[DATA IN THIS EXERCISE]

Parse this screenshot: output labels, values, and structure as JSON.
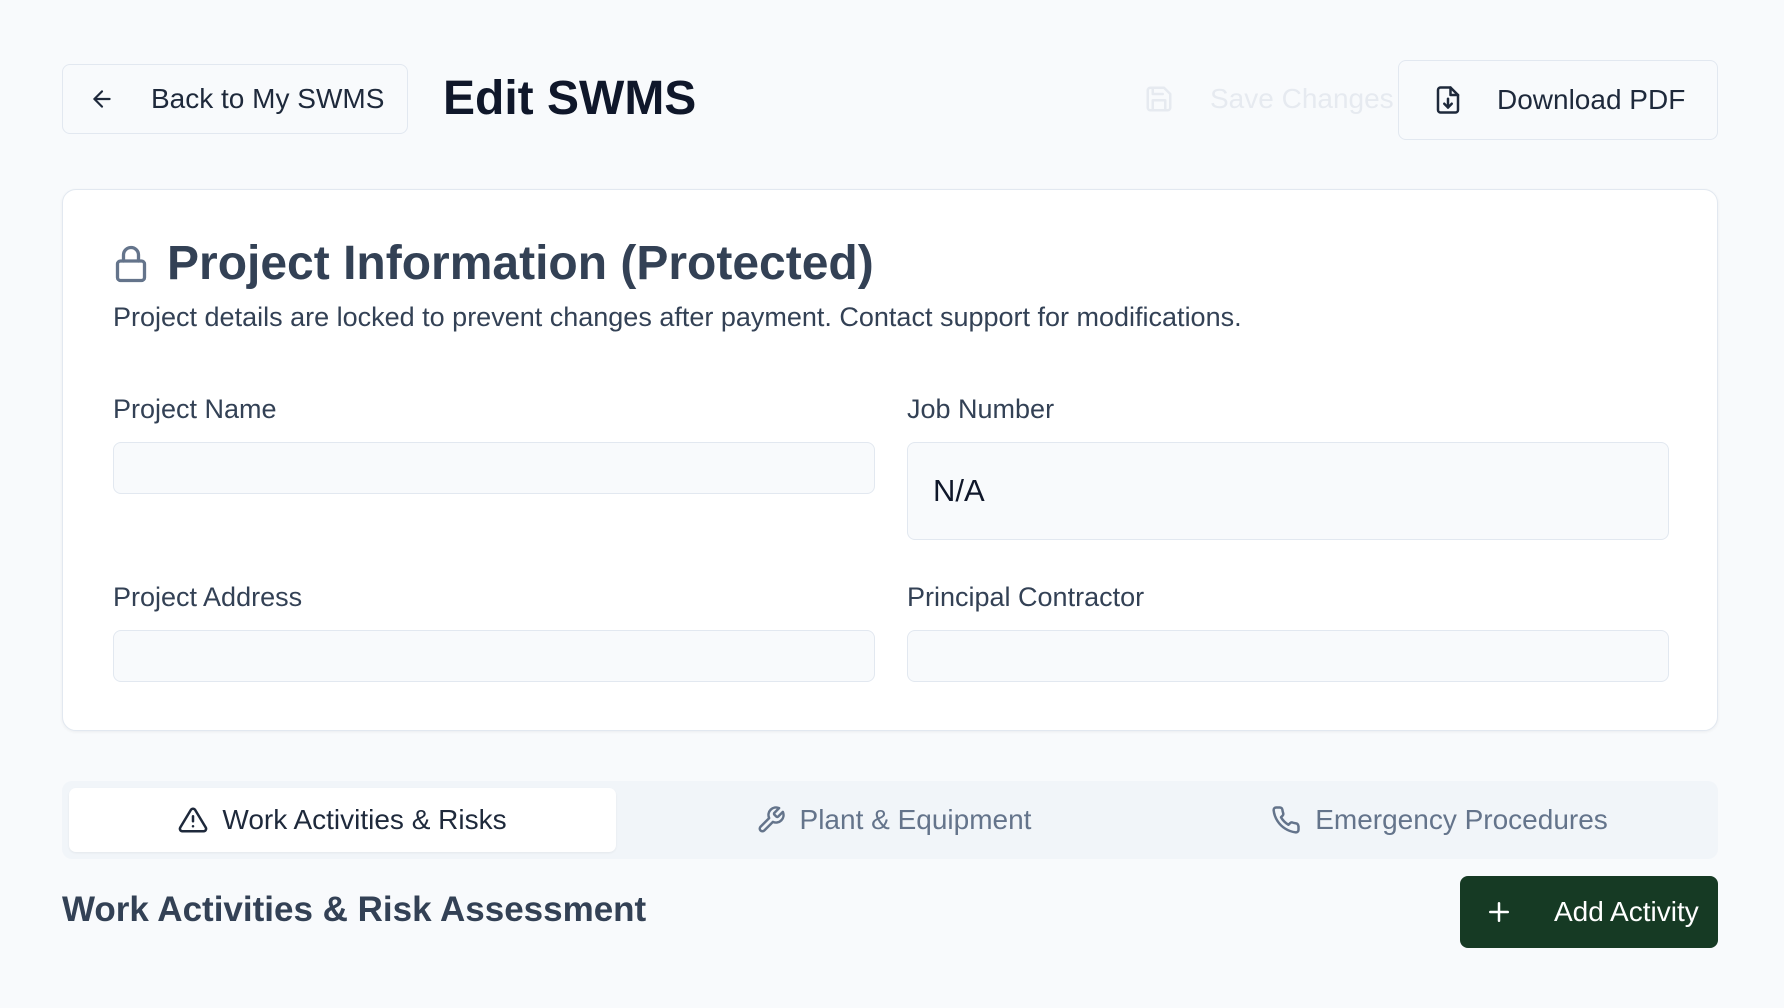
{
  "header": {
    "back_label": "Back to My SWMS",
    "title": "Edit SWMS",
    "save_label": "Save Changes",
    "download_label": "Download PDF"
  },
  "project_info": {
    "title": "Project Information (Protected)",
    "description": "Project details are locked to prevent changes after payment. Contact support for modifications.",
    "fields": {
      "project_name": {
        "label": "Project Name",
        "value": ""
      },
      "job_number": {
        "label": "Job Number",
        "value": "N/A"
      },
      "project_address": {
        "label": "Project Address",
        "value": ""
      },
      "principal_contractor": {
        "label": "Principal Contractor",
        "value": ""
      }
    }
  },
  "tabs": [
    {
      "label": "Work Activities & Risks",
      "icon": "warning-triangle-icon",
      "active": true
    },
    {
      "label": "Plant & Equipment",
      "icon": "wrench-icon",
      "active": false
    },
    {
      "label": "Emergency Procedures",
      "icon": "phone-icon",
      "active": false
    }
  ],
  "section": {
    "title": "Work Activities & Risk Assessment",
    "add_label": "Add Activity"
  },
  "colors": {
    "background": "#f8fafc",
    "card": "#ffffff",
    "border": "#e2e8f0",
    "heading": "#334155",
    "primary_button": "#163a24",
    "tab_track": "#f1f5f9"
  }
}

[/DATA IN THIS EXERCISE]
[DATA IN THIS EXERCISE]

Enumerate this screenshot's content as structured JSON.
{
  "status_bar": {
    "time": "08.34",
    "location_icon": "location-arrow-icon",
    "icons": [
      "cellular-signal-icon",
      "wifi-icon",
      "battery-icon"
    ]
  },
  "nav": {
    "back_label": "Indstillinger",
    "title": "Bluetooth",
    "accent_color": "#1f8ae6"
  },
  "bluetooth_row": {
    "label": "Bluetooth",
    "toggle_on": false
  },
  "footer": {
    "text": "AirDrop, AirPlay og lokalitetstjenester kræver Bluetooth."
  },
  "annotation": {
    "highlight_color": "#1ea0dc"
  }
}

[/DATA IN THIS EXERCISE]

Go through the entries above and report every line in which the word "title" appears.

RESULT OF THE TASK
    "title": "Edit SWMS",
    "title": "Project Information (Protected)",
    "title": "Work Activities & Risk Assessment",
    "title": "Bluetooth",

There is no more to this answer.